[Data about app and page elements]
--------------------------------

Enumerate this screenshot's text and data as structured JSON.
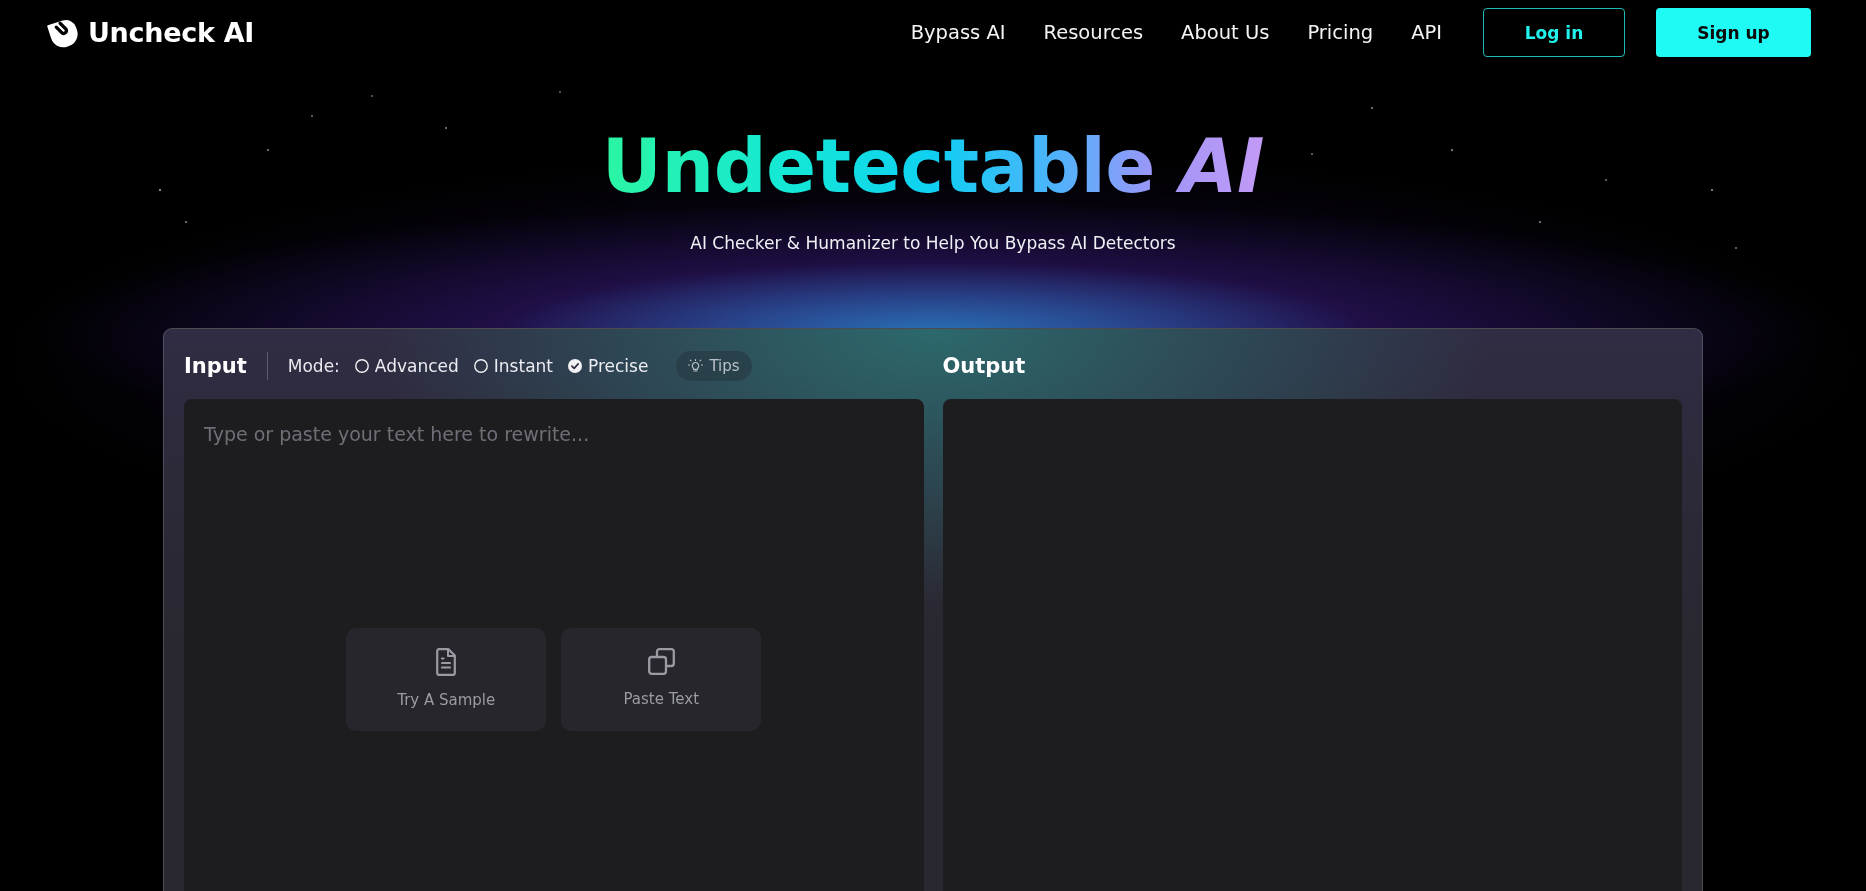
{
  "header": {
    "logo": "Uncheck AI",
    "nav": [
      "Bypass AI",
      "Resources",
      "About Us",
      "Pricing",
      "API"
    ],
    "buttons": [
      {
        "label": "Log in",
        "kind": "outline"
      },
      {
        "label": "Sign up",
        "kind": "filled"
      }
    ]
  },
  "hero": {
    "title": "Undetectable *AI*",
    "subtitle": "AI Checker & Humanizer to Help You Bypass AI Detectors"
  },
  "editor": {
    "input": {
      "title": "Input",
      "mode_label": "Mode:",
      "modes": [
        {
          "label": "Advanced",
          "selected": false
        },
        {
          "label": "Instant",
          "selected": false
        },
        {
          "label": "Precise",
          "selected": true
        }
      ],
      "tips": "Tips",
      "placeholder": "Type or paste your text here to rewrite...",
      "actions": [
        {
          "label": "Try A Sample",
          "kind": "sample"
        },
        {
          "label": "Paste Text",
          "kind": "paste"
        }
      ]
    },
    "output": {
      "title": "Output"
    }
  }
}
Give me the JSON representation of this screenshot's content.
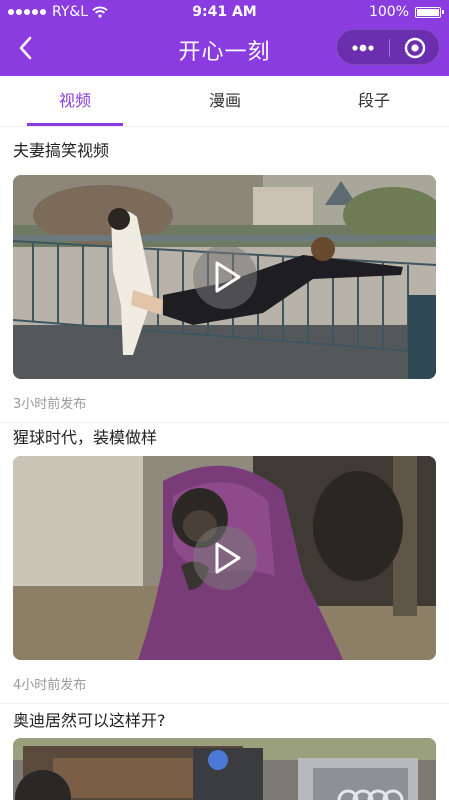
{
  "status_bar": {
    "carrier": "RY&L",
    "time": "9:41 AM",
    "battery": "100%"
  },
  "nav": {
    "title": "开心一刻",
    "back_icon": "chevron-left-icon",
    "more_icon": "more-dots-icon",
    "close_icon": "target-circle-icon"
  },
  "tabs": [
    {
      "label": "视频",
      "active": true
    },
    {
      "label": "漫画",
      "active": false
    },
    {
      "label": "段子",
      "active": false
    }
  ],
  "colors": {
    "brand": "#8a3ce0",
    "meta_text": "#9a9a9a"
  },
  "feed": [
    {
      "title": "夫妻搞笑视频",
      "meta": "3小时前发布",
      "thumbnail": "wedding-couple-railing-photo"
    },
    {
      "title": "猩球时代，装模做样",
      "meta": "4小时前发布",
      "thumbnail": "chimpanzee-purple-blanket-photo"
    },
    {
      "title": "奥迪居然可以这样开?",
      "meta": "",
      "thumbnail": "improvised-audi-vehicle-photo"
    }
  ]
}
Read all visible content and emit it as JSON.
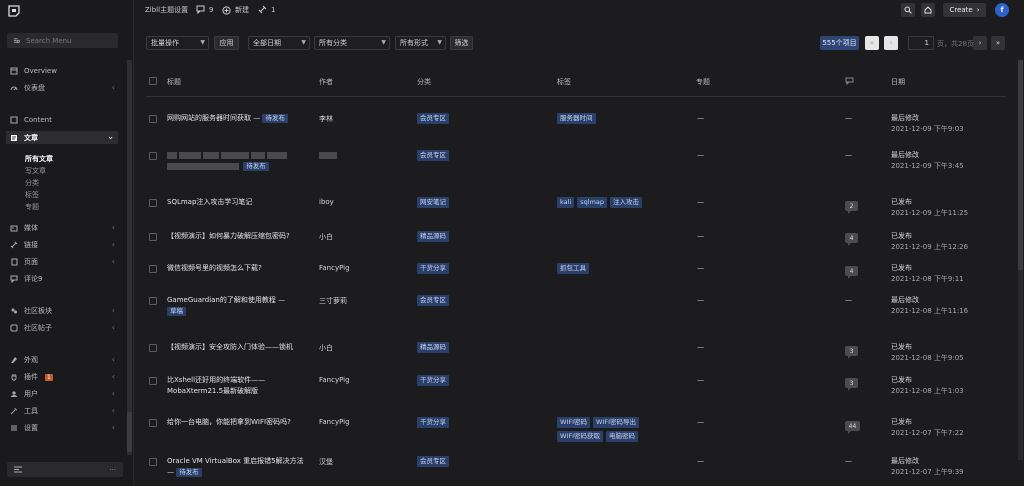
{
  "sidebar": {
    "search_placeholder": "Search Menu",
    "items": [
      {
        "label": "Overview",
        "icon": "overview-icon"
      },
      {
        "label": "仪表盘",
        "icon": "dashboard-icon"
      },
      {
        "label": "Content",
        "icon": "content-icon"
      },
      {
        "label": "文章",
        "icon": "posts-icon"
      },
      {
        "label": "媒体",
        "icon": "media-icon"
      },
      {
        "label": "链接",
        "icon": "link-icon"
      },
      {
        "label": "页面",
        "icon": "page-icon"
      },
      {
        "label": "评论9",
        "icon": "comment-icon"
      },
      {
        "label": "社区板块",
        "icon": "forum-icon"
      },
      {
        "label": "社区帖子",
        "icon": "forum-post-icon"
      },
      {
        "label": "外观",
        "icon": "appearance-icon"
      },
      {
        "label": "插件",
        "icon": "plugin-icon",
        "badge": "1"
      },
      {
        "label": "用户",
        "icon": "user-icon"
      },
      {
        "label": "工具",
        "icon": "tools-icon"
      },
      {
        "label": "设置",
        "icon": "settings-icon"
      }
    ],
    "sub_items": [
      "所有文章",
      "写文章",
      "分类",
      "标签",
      "专题"
    ],
    "bottom_more": "···"
  },
  "topbar": {
    "site_name": "Zibll主题设置",
    "comments_count": "9",
    "new_label": "新建",
    "plugin_count": "1",
    "create_label": "Create",
    "avatar_letter": "f"
  },
  "filters": {
    "bulk_action": "批量操作",
    "apply": "应用",
    "all_dates": "全部日期",
    "all_categories": "所有分类",
    "all_formats": "所有形式",
    "filter": "筛选",
    "item_count": "555个项目",
    "first": "«",
    "prev": "‹",
    "current_page": "1",
    "of_pages": "页，共28页",
    "next": "›",
    "last": "»"
  },
  "columns": {
    "title": "标题",
    "author": "作者",
    "category": "分类",
    "tags": "标签",
    "topic": "专题",
    "date": "日期"
  },
  "rows": [
    {
      "title": "网购网站的服务器时间获取 —",
      "state": "待发布",
      "author": "李林",
      "category": "会员专区",
      "tags": [
        "服务器时间"
      ],
      "topic": "—",
      "comments": "—",
      "status": "最后修改",
      "date": "2021-12-09 下午9:03"
    },
    {
      "title": "",
      "state": "待发布",
      "author": "",
      "category": "会员专区",
      "tags": [],
      "topic": "—",
      "comments": "—",
      "status": "最后修改",
      "date": "2021-12-09 下午3:45"
    },
    {
      "title": "SQLmap注入攻击学习笔记",
      "state": "",
      "author": "iboy",
      "category": "网安笔记",
      "tags": [
        "kali",
        "sqlmap",
        "注入攻击"
      ],
      "topic": "—",
      "comments": "2",
      "status": "已发布",
      "date": "2021-12-09 上午11:25"
    },
    {
      "title": "【视频演示】如何暴力破解压缩包密码?",
      "state": "",
      "author": "小白",
      "category": "精品源码",
      "tags": [],
      "topic": "—",
      "comments": "4",
      "status": "已发布",
      "date": "2021-12-09 上午12:26"
    },
    {
      "title": "微信视频号里的视频怎么下载?",
      "state": "",
      "author": "FancyPig",
      "category": "干货分享",
      "tags": [
        "抓包工具"
      ],
      "topic": "—",
      "comments": "4",
      "status": "已发布",
      "date": "2021-12-08 下午9:11"
    },
    {
      "title": "GameGuardian的了解和使用教程 —",
      "state": "草稿",
      "author": "三寸萝莉",
      "category": "会员专区",
      "tags": [],
      "topic": "—",
      "comments": "—",
      "status": "最后修改",
      "date": "2021-12-08 上午11:16"
    },
    {
      "title": "【视频演示】安全攻防入门体验——锁机",
      "state": "",
      "author": "小白",
      "category": "精品源码",
      "tags": [],
      "topic": "—",
      "comments": "3",
      "status": "已发布",
      "date": "2021-12-08 上午9:05"
    },
    {
      "title": "比Xshell还好用的终端软件——MobaXterm21.5最新破解版",
      "state": "",
      "author": "FancyPig",
      "category": "干货分享",
      "tags": [],
      "topic": "—",
      "comments": "3",
      "status": "已发布",
      "date": "2021-12-08 上午1:03"
    },
    {
      "title": "给你一台电脑，你能把拿到WIFI密码吗?",
      "state": "",
      "author": "FancyPig",
      "category": "干货分享",
      "tags": [
        "WIFI密码",
        "WIFI密码导出",
        "WIFI密码获取",
        "电脑密码"
      ],
      "topic": "—",
      "comments": "44",
      "status": "已发布",
      "date": "2021-12-07 下午7:22"
    },
    {
      "title": "Oracle VM VirtualBox 重启报错5解决方法 —",
      "state": "待发布",
      "author": "汉堡",
      "category": "会员专区",
      "tags": [],
      "topic": "—",
      "comments": "—",
      "status": "最后修改",
      "date": "2021-12-07 上午9:39"
    }
  ]
}
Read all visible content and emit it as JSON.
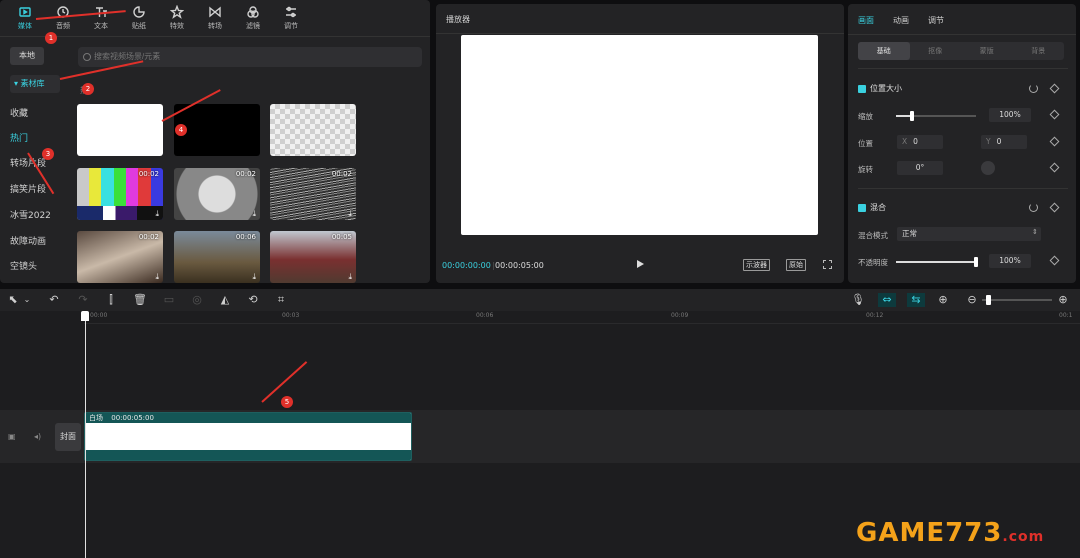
{
  "media_toolbar": {
    "tools": [
      {
        "label": "媒体",
        "icon": "media-icon",
        "active": true
      },
      {
        "label": "音频",
        "icon": "audio-icon"
      },
      {
        "label": "文本",
        "icon": "text-icon"
      },
      {
        "label": "贴纸",
        "icon": "sticker-icon"
      },
      {
        "label": "特效",
        "icon": "effects-icon"
      },
      {
        "label": "转场",
        "icon": "transition-icon"
      },
      {
        "label": "滤镜",
        "icon": "filter-icon"
      },
      {
        "label": "调节",
        "icon": "adjust-icon"
      }
    ]
  },
  "sidebar": {
    "local": "本地",
    "library": "▾ 素材库",
    "items": [
      "收藏",
      "热门",
      "转场片段",
      "搞笑片段",
      "冰雪2022",
      "故障动画",
      "空镜头"
    ]
  },
  "search": {
    "placeholder": "搜索视频场景/元素"
  },
  "section_label": "热",
  "thumbnails": [
    {
      "kind": "white"
    },
    {
      "kind": "black"
    },
    {
      "kind": "transparent"
    },
    {
      "kind": "color-bars",
      "duration": "00:02"
    },
    {
      "kind": "test-card",
      "duration": "00:02"
    },
    {
      "kind": "noise",
      "duration": "00:02"
    },
    {
      "kind": "photo",
      "duration": "00:02"
    },
    {
      "kind": "photo",
      "duration": "00:06"
    },
    {
      "kind": "photo",
      "duration": "00:05"
    }
  ],
  "player": {
    "title": "播放器",
    "current_time": "00:00:00:00",
    "total_time": "00:00:05:00",
    "waveform_btn": "示波器",
    "original_btn": "原始"
  },
  "inspector": {
    "tabs": [
      "画面",
      "动画",
      "调节"
    ],
    "subtabs": [
      "基础",
      "抠像",
      "蒙版",
      "背景"
    ],
    "position_size": {
      "title": "位置大小",
      "scale_label": "缩放",
      "scale_value": "100%",
      "scale_fraction": 0.2,
      "position_label": "位置",
      "x_label": "X",
      "x_value": "0",
      "y_label": "Y",
      "y_value": "0",
      "rotate_label": "旋转",
      "rotate_value": "0°"
    },
    "blend": {
      "title": "混合",
      "mode_label": "混合模式",
      "mode_value": "正常",
      "opacity_label": "不透明度",
      "opacity_value": "100%",
      "opacity_fraction": 1.0
    }
  },
  "timeline": {
    "ruler": [
      "00:00",
      "00:03",
      "00:06",
      "00:09",
      "00:12",
      "00:1"
    ],
    "cover_label": "封面",
    "clip": {
      "name": "白场",
      "duration": "00:00:05:00"
    }
  },
  "annotations": [
    "1",
    "2",
    "3",
    "4",
    "5"
  ],
  "watermark": {
    "main": "GAME773",
    "suffix": ".com"
  },
  "colors": {
    "accent": "#3ad1e0",
    "annotation": "#e0302a",
    "clip": "#145656"
  }
}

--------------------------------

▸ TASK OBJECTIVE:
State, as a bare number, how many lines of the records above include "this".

▸ ANSWER AREA:
2